• Tk is part of standard python library, so you should not need to install it unless your OS uses python minimal package. +1, looks very nice – Sergiy Kolodyazhnyy Dec 8 '18 at 18:30

For example \$20 trillion dollars / 50 million taxpayers would be entered as:

20t / 50m

I will do a frame challenge

The answer here isn't to find software that supports this format, but to learn a standard format used in both calculators, programming languages and math: scientific notation.

You write a number as a base (significand) and an exponent, e.g. 2*10⁵ for 20000. 20 trillions is thus 2*10¹³ - or 20*10¹². This will work on nearly all calculators, allows for compact and exact numbers, independently of language.

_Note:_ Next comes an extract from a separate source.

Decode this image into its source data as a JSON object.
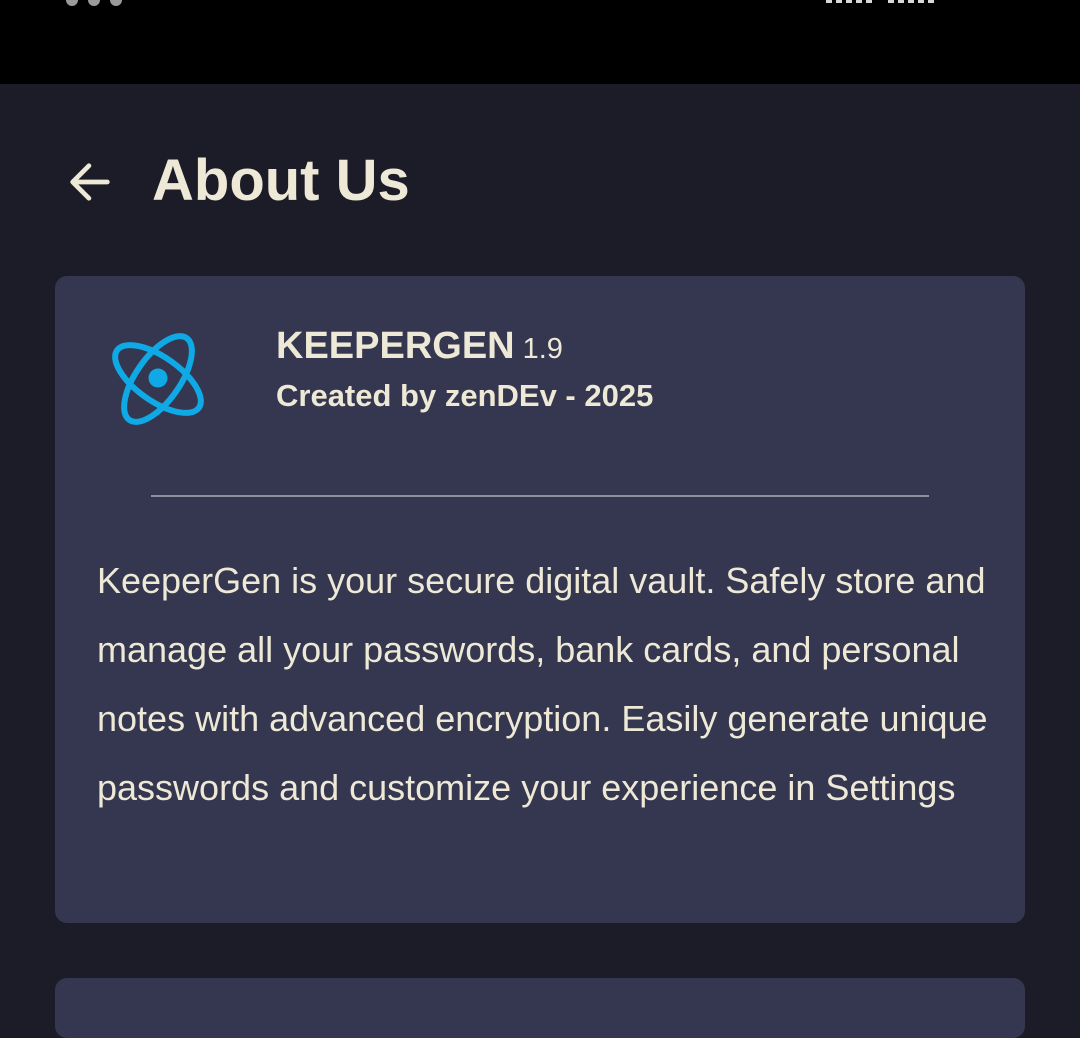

Billion may for instance mean both 10⁹ and 10¹², depending on culture.

In addition, this allows you to clearly define significant figures, as you may write 7.0*10³ or 7.02*10³, to note the number of known decimals.

In computers this may additionally be written as ney for n*10^y, for instance 5e6 is interpreted as 5*10⁶. This form can be used in for instance `octave`.

• But this doesn't help the OP deal with MB vs MiB etc, as requested in the question. And don't try to tell me those can be expressed using 10 or 2 as a base respectively :). That's perfectly true but also perfectly irrelevant to this question. An answer suggesting someone learn a different notation instead of giving a solution with the notation requested isn't answering the question. – terdon Dec 9 '18 at 2:44
• @terdon That’s because one of the questions’ premises is wrong: That something like “20t” is unambiguous. It could mean “20 thousand”, “20 trillion”, “20 tons” (= 20 million), … Sometimes a question is best answered not as OP intended. Yes, I call this an XY problem. – dessert Dec 9 '18 at 8:50
• Sure, and "20t" could also mean "20 things" or "20 taps" but the OP defined it as "20 trillion". If that's your problem, ask the OP to clarify, but this is still answering a different question (which, had it been asked here would have been off topic anyway: we don't answer basic math questions here). – terdon Dec 9 '18 at 12:30
• @terdon It's an answer to OP's question, as it provides an explanation for why you do not need this. If a user asks how to do something, and there is better and more universal solutions, the user should be made aware of that. – vidarlo Dec 9 '18 at 12:32
• @vidarlo FYI I just edited my question. Please let me know if any of the changes detracts from your answer. – WinEunuuchs2Unix Dec 14 '18 at 23:08